Exercise aim
The line count for "ECMWF" is all that is needed: say how many lines in the listing below contain it.

Excerpted data
--- --- ---
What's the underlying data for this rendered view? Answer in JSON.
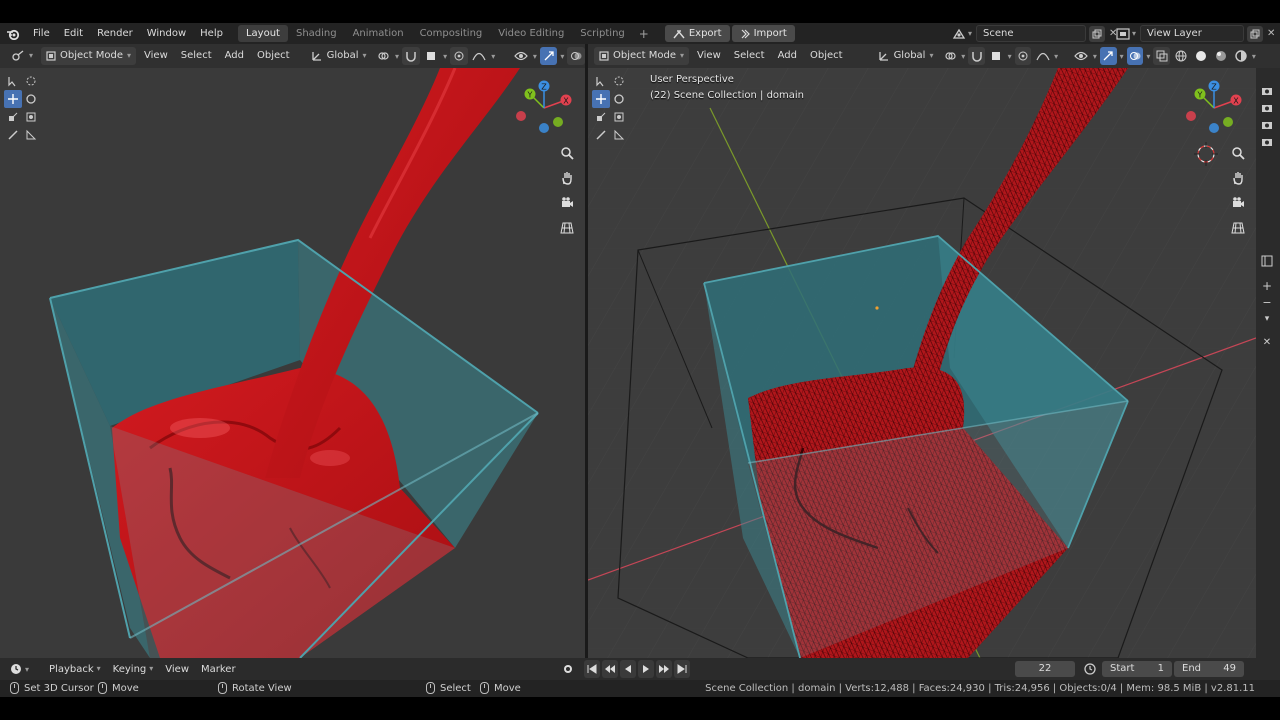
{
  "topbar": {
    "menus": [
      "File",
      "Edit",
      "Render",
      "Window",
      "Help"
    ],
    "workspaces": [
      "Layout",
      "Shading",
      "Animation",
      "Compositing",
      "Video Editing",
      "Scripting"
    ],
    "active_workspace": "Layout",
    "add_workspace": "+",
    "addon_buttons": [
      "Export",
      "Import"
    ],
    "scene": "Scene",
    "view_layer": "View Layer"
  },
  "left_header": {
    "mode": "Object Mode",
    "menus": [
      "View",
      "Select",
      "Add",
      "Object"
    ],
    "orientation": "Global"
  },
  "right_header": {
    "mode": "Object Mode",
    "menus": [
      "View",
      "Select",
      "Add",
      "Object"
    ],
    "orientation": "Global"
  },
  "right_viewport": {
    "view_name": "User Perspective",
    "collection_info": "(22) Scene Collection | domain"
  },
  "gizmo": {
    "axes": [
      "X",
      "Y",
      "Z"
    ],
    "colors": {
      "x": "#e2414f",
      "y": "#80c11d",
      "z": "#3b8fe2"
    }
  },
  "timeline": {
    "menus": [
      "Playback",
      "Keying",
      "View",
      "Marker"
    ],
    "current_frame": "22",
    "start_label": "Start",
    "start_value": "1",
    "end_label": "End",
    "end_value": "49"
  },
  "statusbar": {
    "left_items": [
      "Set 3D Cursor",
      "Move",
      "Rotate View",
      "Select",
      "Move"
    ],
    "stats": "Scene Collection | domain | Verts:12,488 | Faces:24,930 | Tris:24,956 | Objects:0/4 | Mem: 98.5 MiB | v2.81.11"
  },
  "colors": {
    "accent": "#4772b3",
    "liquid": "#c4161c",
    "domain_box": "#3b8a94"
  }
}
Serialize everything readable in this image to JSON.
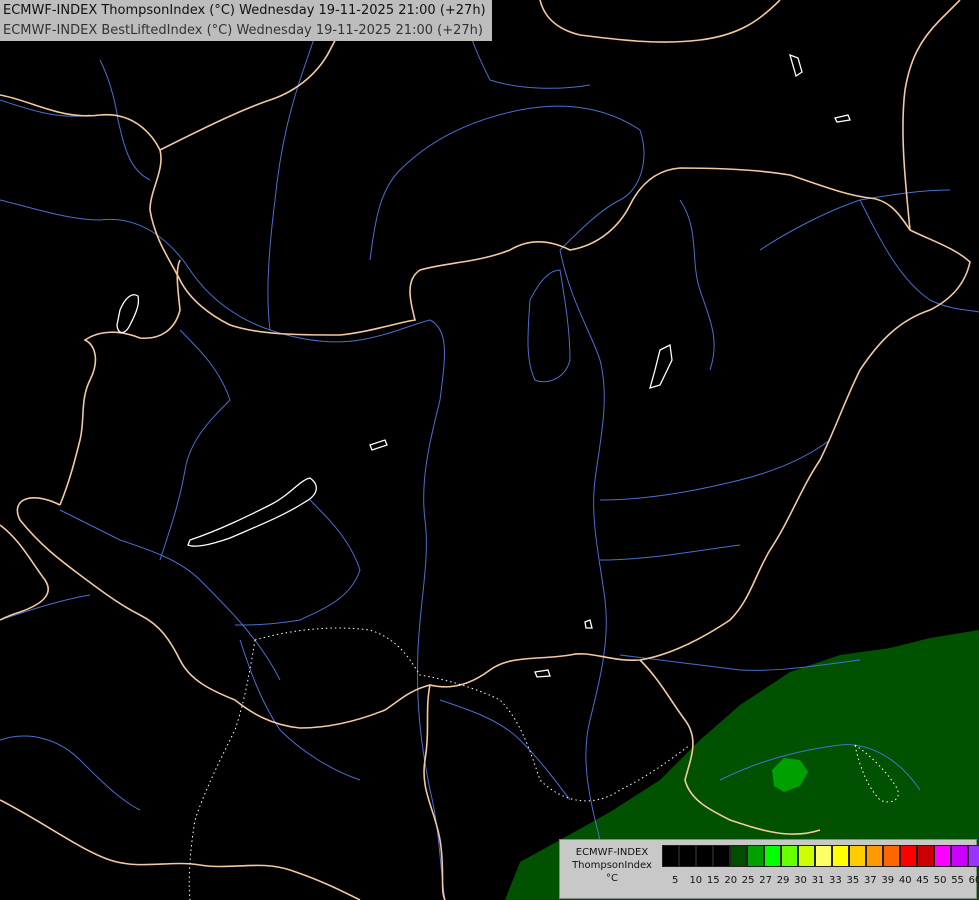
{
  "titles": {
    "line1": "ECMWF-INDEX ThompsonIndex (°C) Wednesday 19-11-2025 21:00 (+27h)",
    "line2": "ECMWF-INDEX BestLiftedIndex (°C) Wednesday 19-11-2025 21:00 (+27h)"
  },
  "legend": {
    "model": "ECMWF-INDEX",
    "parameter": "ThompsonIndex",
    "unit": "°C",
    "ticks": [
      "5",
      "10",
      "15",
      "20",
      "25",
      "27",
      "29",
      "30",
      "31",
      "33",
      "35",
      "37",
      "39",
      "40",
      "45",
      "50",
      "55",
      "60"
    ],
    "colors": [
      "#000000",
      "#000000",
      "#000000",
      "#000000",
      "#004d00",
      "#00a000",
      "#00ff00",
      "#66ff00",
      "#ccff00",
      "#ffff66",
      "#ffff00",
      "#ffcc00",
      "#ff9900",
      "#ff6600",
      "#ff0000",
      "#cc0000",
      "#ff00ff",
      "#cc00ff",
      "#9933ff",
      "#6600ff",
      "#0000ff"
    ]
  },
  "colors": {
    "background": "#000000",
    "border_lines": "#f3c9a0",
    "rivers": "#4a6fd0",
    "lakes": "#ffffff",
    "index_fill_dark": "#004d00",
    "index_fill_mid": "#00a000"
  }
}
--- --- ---
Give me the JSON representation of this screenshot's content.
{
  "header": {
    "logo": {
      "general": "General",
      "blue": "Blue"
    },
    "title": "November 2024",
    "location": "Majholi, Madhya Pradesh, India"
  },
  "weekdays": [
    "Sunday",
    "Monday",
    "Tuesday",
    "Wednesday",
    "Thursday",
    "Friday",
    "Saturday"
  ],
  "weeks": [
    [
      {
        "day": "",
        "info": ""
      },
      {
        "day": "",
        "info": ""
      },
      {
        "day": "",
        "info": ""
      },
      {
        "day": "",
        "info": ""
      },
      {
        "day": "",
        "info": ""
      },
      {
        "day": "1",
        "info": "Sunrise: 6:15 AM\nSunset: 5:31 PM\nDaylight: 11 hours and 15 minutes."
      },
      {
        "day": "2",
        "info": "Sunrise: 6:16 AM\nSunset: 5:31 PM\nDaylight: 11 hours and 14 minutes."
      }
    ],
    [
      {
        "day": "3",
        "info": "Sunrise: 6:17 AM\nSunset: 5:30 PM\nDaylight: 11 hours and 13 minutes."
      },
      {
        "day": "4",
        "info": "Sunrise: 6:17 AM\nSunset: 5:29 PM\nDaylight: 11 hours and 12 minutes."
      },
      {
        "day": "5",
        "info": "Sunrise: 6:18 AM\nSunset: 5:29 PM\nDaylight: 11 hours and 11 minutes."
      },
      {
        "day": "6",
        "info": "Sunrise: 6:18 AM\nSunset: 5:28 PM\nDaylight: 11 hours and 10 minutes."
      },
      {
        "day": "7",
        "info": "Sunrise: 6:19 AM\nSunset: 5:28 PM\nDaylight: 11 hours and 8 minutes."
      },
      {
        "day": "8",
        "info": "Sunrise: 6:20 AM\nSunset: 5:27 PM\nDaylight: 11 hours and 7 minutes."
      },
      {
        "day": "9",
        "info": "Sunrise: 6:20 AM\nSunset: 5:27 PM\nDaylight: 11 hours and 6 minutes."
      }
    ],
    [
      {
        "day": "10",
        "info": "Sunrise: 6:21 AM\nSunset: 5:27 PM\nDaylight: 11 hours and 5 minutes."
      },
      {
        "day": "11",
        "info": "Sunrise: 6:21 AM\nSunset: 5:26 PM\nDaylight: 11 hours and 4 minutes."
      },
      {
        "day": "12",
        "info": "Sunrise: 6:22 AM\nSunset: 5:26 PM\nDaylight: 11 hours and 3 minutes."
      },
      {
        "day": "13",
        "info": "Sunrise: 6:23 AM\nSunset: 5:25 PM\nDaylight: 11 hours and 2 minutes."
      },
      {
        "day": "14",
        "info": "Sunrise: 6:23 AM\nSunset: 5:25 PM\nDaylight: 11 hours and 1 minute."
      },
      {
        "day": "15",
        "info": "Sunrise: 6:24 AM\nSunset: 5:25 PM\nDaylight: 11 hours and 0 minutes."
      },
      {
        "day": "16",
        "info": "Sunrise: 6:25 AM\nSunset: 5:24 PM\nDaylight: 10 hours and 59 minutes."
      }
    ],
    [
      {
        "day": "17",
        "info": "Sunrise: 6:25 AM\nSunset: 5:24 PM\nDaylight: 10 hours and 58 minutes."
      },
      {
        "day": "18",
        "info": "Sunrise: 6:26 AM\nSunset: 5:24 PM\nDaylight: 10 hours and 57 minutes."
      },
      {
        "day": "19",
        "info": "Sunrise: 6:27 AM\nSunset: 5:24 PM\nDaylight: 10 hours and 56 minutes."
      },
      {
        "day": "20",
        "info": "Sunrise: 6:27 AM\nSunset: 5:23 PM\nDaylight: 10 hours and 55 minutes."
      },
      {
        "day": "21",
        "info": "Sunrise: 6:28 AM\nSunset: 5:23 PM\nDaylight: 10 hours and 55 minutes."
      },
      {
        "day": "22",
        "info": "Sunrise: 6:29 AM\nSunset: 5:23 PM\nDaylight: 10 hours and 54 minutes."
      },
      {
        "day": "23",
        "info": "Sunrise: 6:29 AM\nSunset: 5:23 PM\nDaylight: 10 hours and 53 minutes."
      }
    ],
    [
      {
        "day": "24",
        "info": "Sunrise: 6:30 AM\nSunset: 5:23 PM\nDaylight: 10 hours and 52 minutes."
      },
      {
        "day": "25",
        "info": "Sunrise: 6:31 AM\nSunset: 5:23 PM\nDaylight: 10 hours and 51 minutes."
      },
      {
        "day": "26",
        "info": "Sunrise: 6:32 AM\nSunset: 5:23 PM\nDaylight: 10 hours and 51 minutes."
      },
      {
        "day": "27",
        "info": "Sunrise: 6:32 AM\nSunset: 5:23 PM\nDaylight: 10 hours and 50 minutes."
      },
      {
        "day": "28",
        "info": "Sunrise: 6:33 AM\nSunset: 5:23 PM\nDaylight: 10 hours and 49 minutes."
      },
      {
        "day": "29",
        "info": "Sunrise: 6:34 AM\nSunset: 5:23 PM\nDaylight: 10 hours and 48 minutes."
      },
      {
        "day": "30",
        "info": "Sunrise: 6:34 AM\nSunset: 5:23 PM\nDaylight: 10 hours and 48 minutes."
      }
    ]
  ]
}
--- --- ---
Response to this task
3